- It's usually not a good idea to raise the handlebars too much. Once they're higher than the seat, your body weight is shifted more over the rear of the bike, which can mean greater jolts from bumps in the road. This can lead to discomfort and pain.
Step 6: Check Handlebar Reach
A proper reach to the handlebars is the key to enjoying comfortable rides. If the bars are too close or too far away, you may experience neck, shoulder, back and hand pain. And, it can cause you to scoot backward or forward on your seat all the time. On most bikes, to change length, you must replace the stem. And stems come in a variety of types and diameters. So you may want to have us check your position and suggest a proper replacement.
To check reach at home, put on your cycling clothes, mount your bike on a trainer and make sure the bike is level. Get on and pedal until you're comfortable with your upper body relaxed. Look ahead as if you were looking down the road. For dropped handlebars, rest your hands on the tops of the brake levers. For flat bars with bar ends, use the regular grip position. Now, have a helper look at you from the side (photo) to gauge where a plumb line dropped from the tip of your nose would fall. Optimally, there should be about an inch between the plumb line and the center of the handlebar.
- If you don't have a helper, photograph/video yourself from the side and check the picture.
- If you feel the need to scoot forward on the seat while riding, your stem is probably too long (and vice versa).
- Indicators of proper reach include: being able to always comfortably bend the elbows while riding, no hump in the back, a natural neck angle and equal pressure on the hands and seat.
Step 7: Check Handlebar Size
Most bicycles today come with handlebars that suit the person who fits the bike. So, it's likely that your handlebars fit adequately. There are lots of different handlebar sizes and shapes, however, and changing might fine-tune your fit providing additional comfort.
Check width first. For optimal control and efficiency, drop handlebars should be about the same width as your shoulders (photo). These bars come in sizes ranging from about 38- to 46-cm wide. So, if the distance between the bony protrusions on top of your shoulder blades is 42 cm, that's what the handlebar width should be.
Flat-bar widths vary, too.

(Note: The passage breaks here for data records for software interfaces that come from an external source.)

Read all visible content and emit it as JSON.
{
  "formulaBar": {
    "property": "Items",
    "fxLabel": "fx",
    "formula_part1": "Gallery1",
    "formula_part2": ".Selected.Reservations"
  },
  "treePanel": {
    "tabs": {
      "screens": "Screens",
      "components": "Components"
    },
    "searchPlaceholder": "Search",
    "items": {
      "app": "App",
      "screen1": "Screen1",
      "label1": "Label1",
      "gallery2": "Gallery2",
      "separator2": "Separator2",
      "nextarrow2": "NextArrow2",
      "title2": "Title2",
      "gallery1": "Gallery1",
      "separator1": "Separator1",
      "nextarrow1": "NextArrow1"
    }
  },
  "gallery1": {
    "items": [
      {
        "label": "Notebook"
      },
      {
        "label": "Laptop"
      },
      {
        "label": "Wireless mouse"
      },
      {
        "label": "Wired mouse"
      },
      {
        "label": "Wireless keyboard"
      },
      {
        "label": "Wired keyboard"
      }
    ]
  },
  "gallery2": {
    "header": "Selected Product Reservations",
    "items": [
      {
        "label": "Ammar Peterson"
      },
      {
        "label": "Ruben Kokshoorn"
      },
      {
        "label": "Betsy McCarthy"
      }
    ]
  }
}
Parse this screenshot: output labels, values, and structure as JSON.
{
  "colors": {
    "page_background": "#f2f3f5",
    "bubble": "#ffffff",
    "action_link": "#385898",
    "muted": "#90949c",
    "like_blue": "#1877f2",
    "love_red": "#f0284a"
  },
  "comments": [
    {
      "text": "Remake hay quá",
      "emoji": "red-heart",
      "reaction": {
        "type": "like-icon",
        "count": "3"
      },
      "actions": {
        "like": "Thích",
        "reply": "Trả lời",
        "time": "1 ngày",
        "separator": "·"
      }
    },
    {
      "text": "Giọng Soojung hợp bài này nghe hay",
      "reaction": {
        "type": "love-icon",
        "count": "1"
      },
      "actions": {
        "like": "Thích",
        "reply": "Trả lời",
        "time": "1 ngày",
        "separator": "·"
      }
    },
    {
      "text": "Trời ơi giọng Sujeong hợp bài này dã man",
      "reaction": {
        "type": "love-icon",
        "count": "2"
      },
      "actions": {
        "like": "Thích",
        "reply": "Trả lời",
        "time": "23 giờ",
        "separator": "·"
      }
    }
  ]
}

Usually, riders who enjoy demanding, technical trails appreciate a little additional width (24 to 27 inches), especially if they're using full suspension. All-round riders prefer a more standard width of about 22 inches. Also, if the trails you ride cut through tight spaces such as neighboring trees, you’ll want to be sure the bars aren’t too wide to clear the obstacles.
Handlebars come in various shapes, too. Flat bars have different bends and may include rise to help you sit more upright. Drop bars often feature anatomic bends in the hooks for more comfort. And they're sometimes bent differently on the tops to accommodate your wrists. Another consideration with drop bars is reach, the distance between the bar tops and bottoms. Usually, taller riders appreciate more reach.
- If your flat handlebars are too wide, you can shorten them with a tubing cutter or hacksaw. But don't overdo it. Measure carefully and be sure to leave ample room for the brake and shift levers, etc.
- Wondering how different bar shapes feel? Come on in and try some out!